Seizures of drugs and other contraband increased 83 percent along the border in the last five years, according to the Government Accountability Office. Roughly half the seizures in the federal government's 2011 fiscal year occurred in Texas, which has two-thirds of the U.S. border with Mexico.
Lee, the Arizona State researcher and co-author Eric Olson recommended looking at four major areas to get a good picture of border security: terrorism-related activity; violence on either side of the border; the amount of guns, money and drugs seized; and the number of people crossing illegally.
The View From the Front Lines
State legislators along the border, most of whom are Democrats, say they monitor the security situation by examining statistics and by talking frequently to their constituents.

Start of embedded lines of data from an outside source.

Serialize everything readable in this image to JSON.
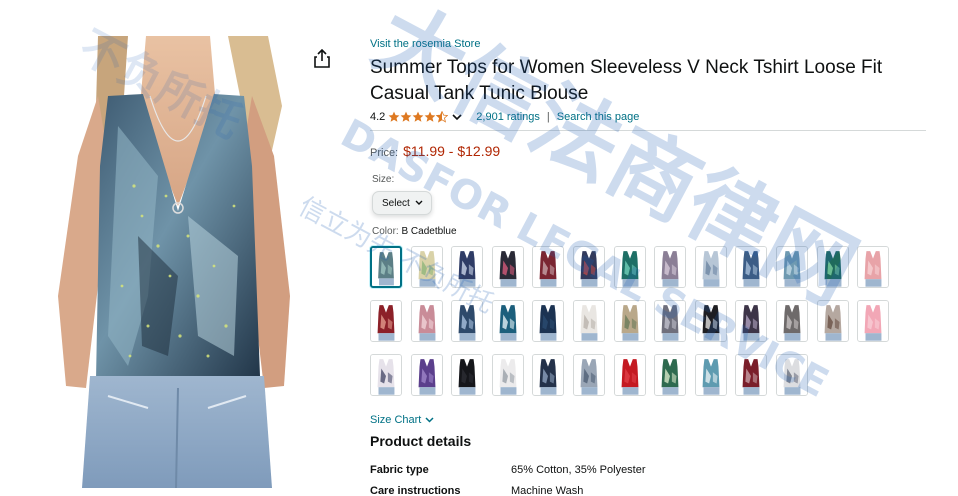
{
  "store_link": "Visit the rosemia Store",
  "title": "Summer Tops for Women Sleeveless V Neck Tshirt Loose Fit Casual Tank Tunic Blouse",
  "rating": {
    "value": "4.2",
    "stars": 4.2,
    "ratings_count": "2,901 ratings",
    "search_link": "Search this page",
    "separator": "|"
  },
  "price": {
    "label": "Price:",
    "range": "$11.99 - $12.99"
  },
  "size": {
    "label": "Size:",
    "selected": "Select"
  },
  "color": {
    "label": "Color:",
    "selected": "B Cadetblue"
  },
  "swatches": [
    {
      "color": "#5c7f86",
      "accent": "#9fc6c0",
      "selected": true
    },
    {
      "color": "#d9d2a8",
      "accent": "#8fb57a",
      "selected": false
    },
    {
      "color": "#2f3c66",
      "accent": "#c9d3e8",
      "selected": false
    },
    {
      "color": "#2a2a36",
      "accent": "#d35a7a",
      "selected": false
    },
    {
      "color": "#7a2532",
      "accent": "#c7a3a8",
      "selected": false
    },
    {
      "color": "#323a5c",
      "accent": "#b84a4a",
      "selected": false
    },
    {
      "color": "#1e6f66",
      "accent": "#6fcfb9",
      "selected": false
    },
    {
      "color": "#8b7f96",
      "accent": "#d6c9d8",
      "selected": false
    },
    {
      "color": "#b7c6d6",
      "accent": "#6d86a3",
      "selected": false
    },
    {
      "color": "#3c5d86",
      "accent": "#a6bfd9",
      "selected": false
    },
    {
      "color": "#6f9ab1",
      "accent": "#c2d9e6",
      "selected": false
    },
    {
      "color": "#1f6a5c",
      "accent": "#7dd0a0",
      "selected": false
    },
    {
      "color": "#e8a3a8",
      "accent": "#f6d1d3",
      "selected": false
    },
    {
      "color": "#8c2028",
      "accent": "#e39b8c",
      "selected": false
    },
    {
      "color": "#c98c98",
      "accent": "#f1d3d8",
      "selected": false
    },
    {
      "color": "#2e4a6b",
      "accent": "#a9c1de",
      "selected": false
    },
    {
      "color": "#1c5f7c",
      "accent": "#e2f0f5",
      "selected": false
    },
    {
      "color": "#1c3352",
      "accent": "#2b4b70",
      "selected": false
    },
    {
      "color": "#e9e6e2",
      "accent": "#b9b3ac",
      "selected": false
    },
    {
      "color": "#b9a88a",
      "accent": "#6a7b5a",
      "selected": false
    },
    {
      "color": "#6f6f7c",
      "accent": "#c0c0cc",
      "selected": false
    },
    {
      "color": "#1e1e22",
      "accent": "#e0e0e0",
      "selected": false
    },
    {
      "color": "#3d3548",
      "accent": "#b0a3c1",
      "selected": false
    },
    {
      "color": "#6e6a6a",
      "accent": "#c8c3c3",
      "selected": false
    },
    {
      "color": "#b5a8a0",
      "accent": "#6a5045",
      "selected": false
    },
    {
      "color": "#f2a7b6",
      "accent": "#f8cdd6",
      "selected": false
    },
    {
      "color": "#e6e2ea",
      "accent": "#4a4c6a",
      "selected": false
    },
    {
      "color": "#5b3f8c",
      "accent": "#9f86c9",
      "selected": false
    },
    {
      "color": "#15161a",
      "accent": "#2c2d33",
      "selected": false
    },
    {
      "color": "#ecebec",
      "accent": "#9aa0a8",
      "selected": false
    },
    {
      "color": "#24324a",
      "accent": "#8ca0bd",
      "selected": false
    },
    {
      "color": "#9aa6b6",
      "accent": "#4f5f75",
      "selected": false
    },
    {
      "color": "#c41a22",
      "accent": "#e04049",
      "selected": false
    },
    {
      "color": "#2e6a4f",
      "accent": "#d7e8c8",
      "selected": false
    },
    {
      "color": "#5e9bb0",
      "accent": "#e6f0f3",
      "selected": false
    },
    {
      "color": "#7a1e2a",
      "accent": "#c8a0a7",
      "selected": false
    },
    {
      "color": "#dcdde0",
      "accent": "#6c7280",
      "selected": false
    }
  ],
  "size_chart": "Size Chart",
  "product_details": {
    "title": "Product details",
    "rows": [
      {
        "key": "Fabric type",
        "value": "65% Cotton, 35% Polyester"
      },
      {
        "key": "Care instructions",
        "value": "Machine Wash"
      }
    ]
  },
  "icons": {
    "share": "share-icon",
    "star": "star-icon",
    "chevron": "chevron-down-icon"
  },
  "colors": {
    "link": "#007185",
    "price": "#b12704",
    "star": "#de7921",
    "watermark": "#1f5fb5"
  },
  "watermark": {
    "main_cn": "大信法商律网",
    "brand_en": "DASFOR LEGAL SERVICE",
    "sub_cn": "信立为先 不负所托",
    "sub2_cn": "不负所托"
  }
}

Texas state Sen. José Rodríguez, a Democrat from El Paso, said there is little doubt that the new Border Patrol agents and other measures have improved security. Rodríguez criticized Perry and others for conflating terrorism, crime and illegal immigration because doing so “muddies the waters and is, simply put, bad public policy.”
New Mexico state Rep. Mary Helen Garcia, a Democrat who has been in the legislature since 1997, said she is most concerned about the fate of young immigrants who were brought into the country illegally by their parents, when the borders were more open. And in California, Assembly member Toni Atkins, a San Diego Democrat whose district includes the westernmost sliver of the Mexican border, said her area needs “practical and humane border enforcement that includes a process for ensuring smooth cross-border traffic, which is vital to our local economy, and supports family connections.”
But Arizona state Rep. David Gowan, a Republican, said homeowners and ranchers in his district in the southeast corner of the state are still afraid of the illegal activity in the area. Heavily armed smugglers are often seen crossing the area. Migrants who cross ranchland often cut fences, which can set loose cattle, or leave garbage on the ground, which can kill livestock if they eat it.
“It's a little bit of a battleground here,” Gowan said. The lawmaker, who criticized the Obama administration's lawsuit to block Arizona's latest anti-immigration law, made it clear he is no fan of the Senate proposal—even though Arizona's two U.S. senators helped draft it. “We want the border secured,” he said.